6. REPRESENTATION AND LEGAL ASSISTANCE
There are no mandatory rules with respect to the right of parties to appear in the arbitration proceedings without a representative, or regarding the choice of a representative, neither in the Croatian Law on Arbitration, nor in the arbitration rules of Croatian arbitral institutions. Naturally, if a party is otherwise unable to participate in business and other transactions without a legal representative (e.g., a minor), that party has to be duly represented in the proceedings. Lack of proper representation may be a ground for setting aside the award (see Art. 36(2)(1)(b) in fine). The representatives in the proceedings should also be able to conclude transactions, or have to be represented by a proxy.
In contrast, the Zagreb Rules of 2002 provide that the parties may be represented or assisted by persons of their choice. The names and addresses of such persons must be communicated in writing to the other party; such communication must specify whether the appointment is being made for purposes of representation or assistance.49

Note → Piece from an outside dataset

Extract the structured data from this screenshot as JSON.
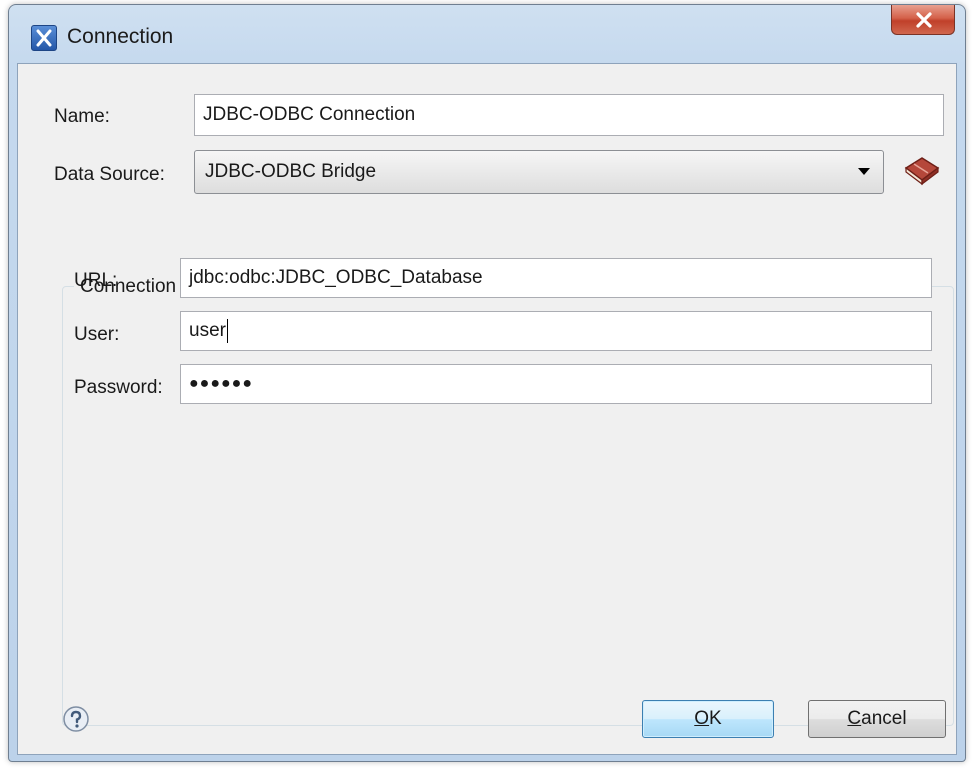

Another explicit legal rule is contained in the Law on Attorneys,50 providing that fore